In Sunday’s case, the Blues beat the Blackhawks 2-0 on Sunday to complete that sweep. Jake Allen made all 29 saves, earning his second shutout of 2019-20 and the 21st of his career. Allen already came into Sunday with a quietly strong season, considering a .925 save percentage that improved that much more.

Following this post about the Blues’ underrated defense, blueliners provided both of St. Louis’ goals. They were both from the same angle, more or less, as Robert Bortuzzo and Alex Pietrangelo beat Corey Crawford. Here’s the game-winner (click here for Pietrangelo’s goal):

Winning this game improves the Blues’ chances of holding off the Avalanche for the Central Division crown. Meanwhile, the Blackhawks’ hopes look dimmer and dimmer.

Blues – Blackhawks broadcast features first all-female crew

Kate Scott and A.J. Mleczko called the action on Sunday, while Kendall Coyne-Schofield provided analysis between the benches “Inside the Glass.” Meanwhile, producer Rene Hatlelid and director Lisa Seltzer handled game production.

[PHT Q&A with Kate Scott]

This served as a first-of-its-kind broadcast, which fell on International Women’s Day. Coverage also included features and other coverage involving NBC’s “On Her Turf” brand.

Scott Mleczko Blues Blackhawks
Kate Scott (L) and A.J. Mleczko (R) (Photo by Jonathan Daniel/Getty Images)

In a Q&A with PHT, Scott spoke of how she hopes the broadcast inspires others.

“I’m hoping that they take away that they can do this.

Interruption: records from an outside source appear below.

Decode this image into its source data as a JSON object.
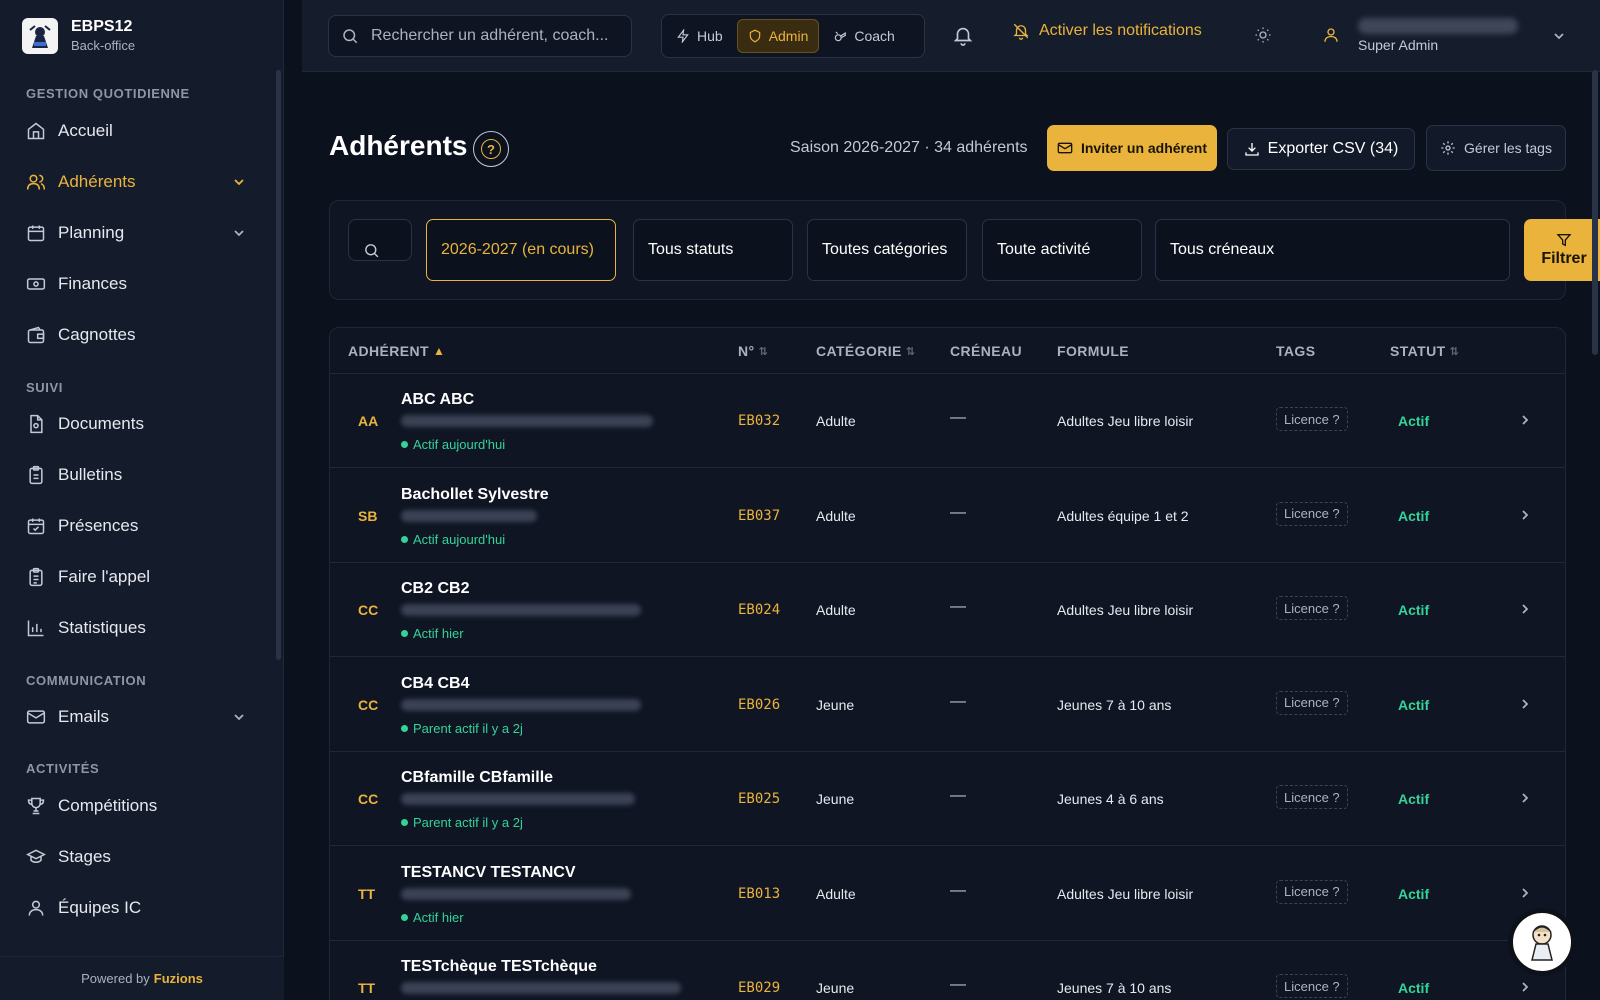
{
  "brand": {
    "title": "EBPS12",
    "subtitle": "Back-office"
  },
  "sidebar": {
    "sections": [
      {
        "title": "GESTION QUOTIDIENNE"
      },
      {
        "title": "SUIVI"
      },
      {
        "title": "COMMUNICATION"
      },
      {
        "title": "ACTIVITÉS"
      }
    ],
    "items": [
      {
        "label": "Accueil",
        "icon": "home-icon"
      },
      {
        "label": "Adhérents",
        "icon": "users-icon",
        "active": true
      },
      {
        "label": "Planning",
        "icon": "calendar-icon"
      },
      {
        "label": "Finances",
        "icon": "banknote-icon"
      },
      {
        "label": "Cagnottes",
        "icon": "wallet-icon"
      },
      {
        "label": "Documents",
        "icon": "document-icon"
      },
      {
        "label": "Bulletins",
        "icon": "clipboard-icon"
      },
      {
        "label": "Présences",
        "icon": "calendar-check-icon"
      },
      {
        "label": "Faire l'appel",
        "icon": "clipboard-list-icon"
      },
      {
        "label": "Statistiques",
        "icon": "bar-chart-icon"
      },
      {
        "label": "Emails",
        "icon": "mail-icon"
      },
      {
        "label": "Compétitions",
        "icon": "trophy-icon"
      },
      {
        "label": "Stages",
        "icon": "graduation-cap-icon"
      },
      {
        "label": "Équipes IC",
        "icon": "team-icon"
      }
    ],
    "footer": {
      "prefix": "Powered by",
      "name": "Fuzions"
    }
  },
  "header": {
    "search_placeholder": "Rechercher un adhérent, coach...",
    "switcher": [
      {
        "label": "Hub",
        "icon": "zap-icon"
      },
      {
        "label": "Admin",
        "icon": "shield-icon",
        "active": true
      },
      {
        "label": "Coach",
        "icon": "whistle-icon"
      }
    ],
    "notifications_label": "Activer les notifications",
    "user_role": "Super Admin"
  },
  "page": {
    "title": "Adhérents",
    "help_symbol": "?",
    "season_info": "Saison 2026-2027 · 34 adhérents",
    "invite_label": "Inviter un adhérent",
    "export_label": "Exporter CSV (34)",
    "tags_label": "Gérer les tags"
  },
  "filters": {
    "season": "2026-2027 (en cours)",
    "status": "Tous statuts",
    "category": "Toutes catégories",
    "activity": "Toute activité",
    "slot": "Tous créneaux",
    "button": "Filtrer"
  },
  "table": {
    "columns": {
      "member": "ADHÉRENT",
      "number": "N°",
      "category": "CATÉGORIE",
      "slot": "CRÉNEAU",
      "formula": "FORMULE",
      "tags": "TAGS",
      "status": "STATUT"
    },
    "rows": [
      {
        "initials": "AA",
        "name": "ABC ABC",
        "activity": "Actif aujourd'hui",
        "number": "EB032",
        "category": "Adulte",
        "slot": "—",
        "formula": "Adultes Jeu libre loisir",
        "tag": "Licence ?",
        "status": "Actif"
      },
      {
        "initials": "SB",
        "name": "Bachollet Sylvestre",
        "activity": "Actif aujourd'hui",
        "number": "EB037",
        "category": "Adulte",
        "slot": "—",
        "formula": "Adultes équipe 1 et 2",
        "tag": "Licence ?",
        "status": "Actif"
      },
      {
        "initials": "CC",
        "name": "CB2 CB2",
        "activity": "Actif hier",
        "number": "EB024",
        "category": "Adulte",
        "slot": "—",
        "formula": "Adultes Jeu libre loisir",
        "tag": "Licence ?",
        "status": "Actif"
      },
      {
        "initials": "CC",
        "name": "CB4 CB4",
        "activity": "Parent actif il y a 2j",
        "number": "EB026",
        "category": "Jeune",
        "slot": "—",
        "formula": "Jeunes 7 à 10 ans",
        "tag": "Licence ?",
        "status": "Actif"
      },
      {
        "initials": "CC",
        "name": "CBfamille CBfamille",
        "activity": "Parent actif il y a 2j",
        "number": "EB025",
        "category": "Jeune",
        "slot": "—",
        "formula": "Jeunes 4 à 6 ans",
        "tag": "Licence ?",
        "status": "Actif"
      },
      {
        "initials": "TT",
        "name": "TESTANCV TESTANCV",
        "activity": "Actif hier",
        "number": "EB013",
        "category": "Adulte",
        "slot": "—",
        "formula": "Adultes Jeu libre loisir",
        "tag": "Licence ?",
        "status": "Actif"
      },
      {
        "initials": "TT",
        "name": "TESTchèque TESTchèque",
        "activity": "",
        "number": "EB029",
        "category": "Jeune",
        "slot": "—",
        "formula": "Jeunes 7 à 10 ans",
        "tag": "Licence ?",
        "status": "Actif"
      }
    ]
  },
  "colors": {
    "accent": "#e9b33c",
    "success": "#34d399",
    "background": "#0b111d",
    "sidebar": "#141b2b"
  }
}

That calling a game, analyzing a game, directing a game, producing a game, shooting a game, I’m hoping that they turn off the television on Sunday night thinking, ‘Wow, that was never something I thought I could do before, but I think I can do that.’ That’s one of the reasons, in my opinion, that we are still seeing such slow growth when it comes to women calling and analyzing sports because it starts when you’re a kid,” Scott said. “You go to most of the college radio and television stations around the country and they’re still predominantly male because you’ve got to see somebody doing what you want to do when you’re a kid and have that seed planted early on to be able to go and then learn the skills early enough in life to then be prepared to call moments and games like Sunday.”

From here, it looked (and sounded) like a great success, and hopefully represents merely another step toward greater progress.

James O’Brien is a writer for Pro Hockey Talk on NBC Sports. Drop him a line at phtblog@nbcsports.com or follow him on Twitter @cyclelikesedins.